Wellington County families explore their connections to British Home Children
by Bill Bean, May 21, 2014
“…The shock of dislocation and severance from family, the shame of being identified as worthless and the general lack of nurturing in their new Canadian homes, scarred many of the children, says Sandra Joyce, author and executive director with the advocacy association. The home children then grew up to be adults, who, without having had a good experience of a loving home themselves, tried to be parents of their own families. Like soldiers with post-traumatic stress disorder, they had psychological baggage, but did not talk about it.

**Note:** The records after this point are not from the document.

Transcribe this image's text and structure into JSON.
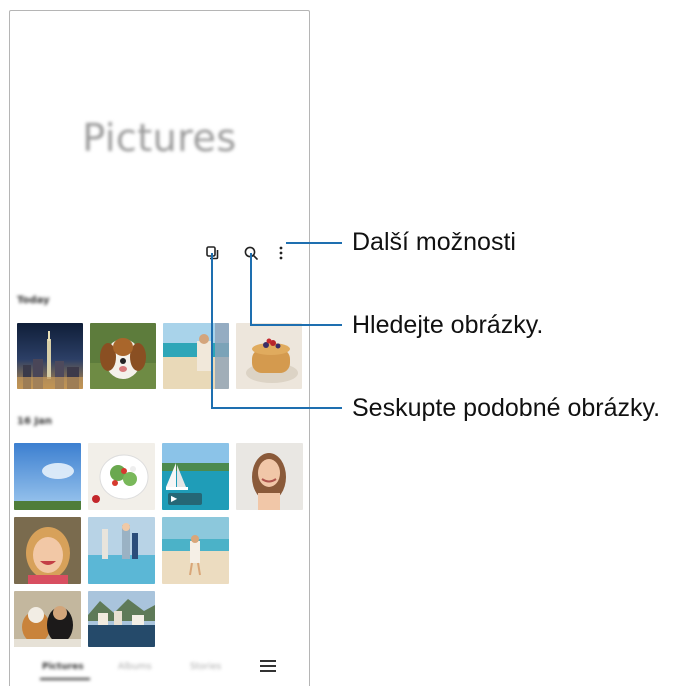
{
  "app": {
    "title": "Pictures",
    "section_today": "Today",
    "section_earlier": "16 Jan"
  },
  "toolbar": {
    "group_icon": "stack-icon",
    "search_icon": "search-icon",
    "more_icon": "more-vert-icon"
  },
  "bottom_nav": {
    "tabs": [
      {
        "label": "Pictures",
        "active": true
      },
      {
        "label": "Albums",
        "active": false
      },
      {
        "label": "Stories",
        "active": false
      }
    ],
    "menu_icon": "menu-icon"
  },
  "callouts": {
    "more_options": "Další možnosti",
    "search_pictures": "Hledejte obrázky.",
    "group_similar": "Seskupte podobné obrázky."
  },
  "colors": {
    "callout_line": "#1e6fb0"
  }
}
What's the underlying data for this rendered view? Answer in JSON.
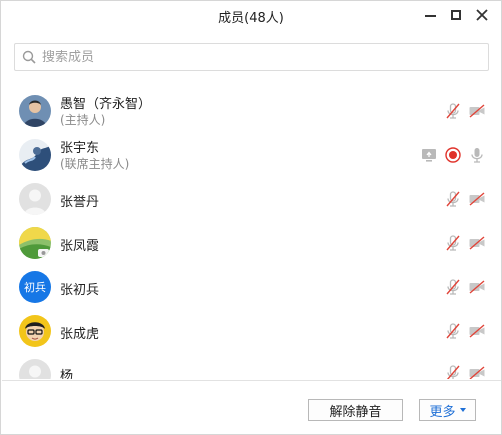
{
  "window": {
    "title": "成员(48人)"
  },
  "search": {
    "placeholder": "搜索成员"
  },
  "members": [
    {
      "name": "愚智（齐永智）",
      "role": "(主持人)",
      "mic": "muted",
      "camera": "off"
    },
    {
      "name": "张宇东",
      "role": "(联席主持人)",
      "screen_share": true,
      "recording": true,
      "mic": "on"
    },
    {
      "name": "张誉丹",
      "role": "",
      "mic": "muted",
      "camera": "off"
    },
    {
      "name": "张凤霞",
      "role": "",
      "mic": "muted",
      "camera": "off"
    },
    {
      "name": "张初兵",
      "role": "",
      "avatar_text": "初兵",
      "mic": "muted",
      "camera": "off"
    },
    {
      "name": "张成虎",
      "role": "",
      "mic": "muted",
      "camera": "off"
    },
    {
      "name": "杨",
      "role": "",
      "mic": "muted",
      "camera": "off"
    }
  ],
  "footer": {
    "unmute_label": "解除静音",
    "more_label": "更多"
  },
  "colors": {
    "accent": "#1e6fd6",
    "muted_red": "#e0453a",
    "record_red": "#e0322a",
    "icon_gray": "#b9b9b9"
  }
}
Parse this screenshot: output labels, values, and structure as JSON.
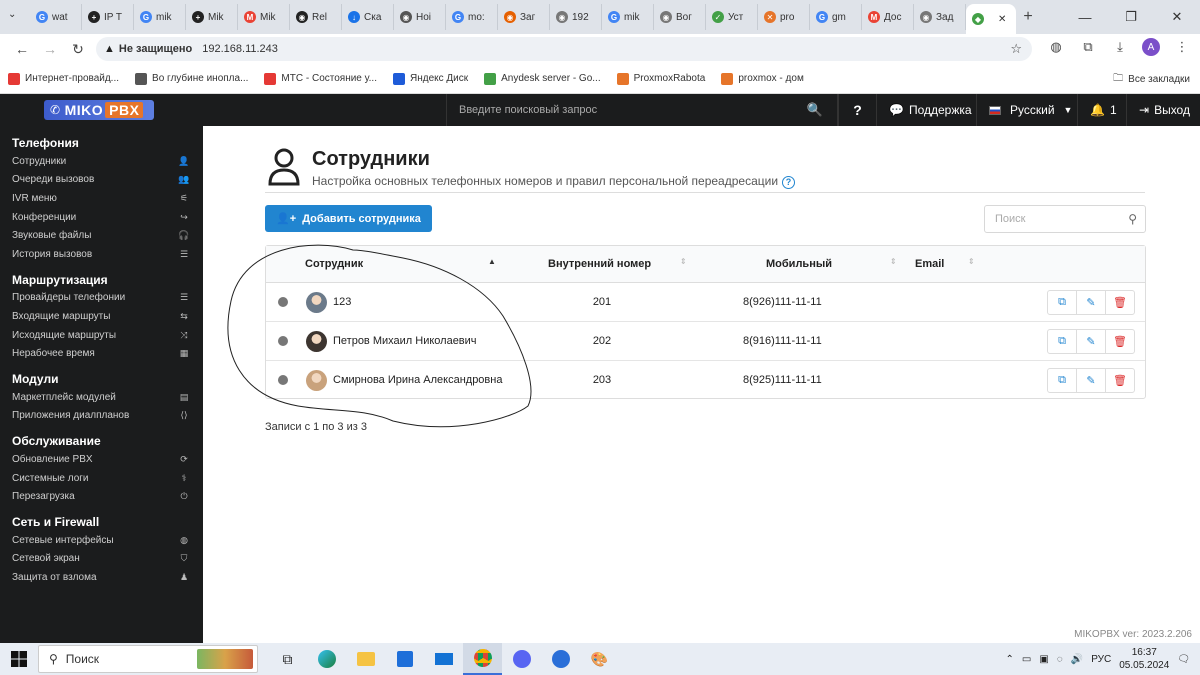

Her own father was a home child, which “did clear up some things about my dad.” Joyce recounts a lack of love and connectedness with her father, which left her with “the feeling that I had done something wrong.” After his death, she accidentally learned he had been a home child, not an adult immigrant, who had been left at an orphanage by his own father at age nine, and then shipped to Canada. Understanding that experience helped her deal with her own family life.”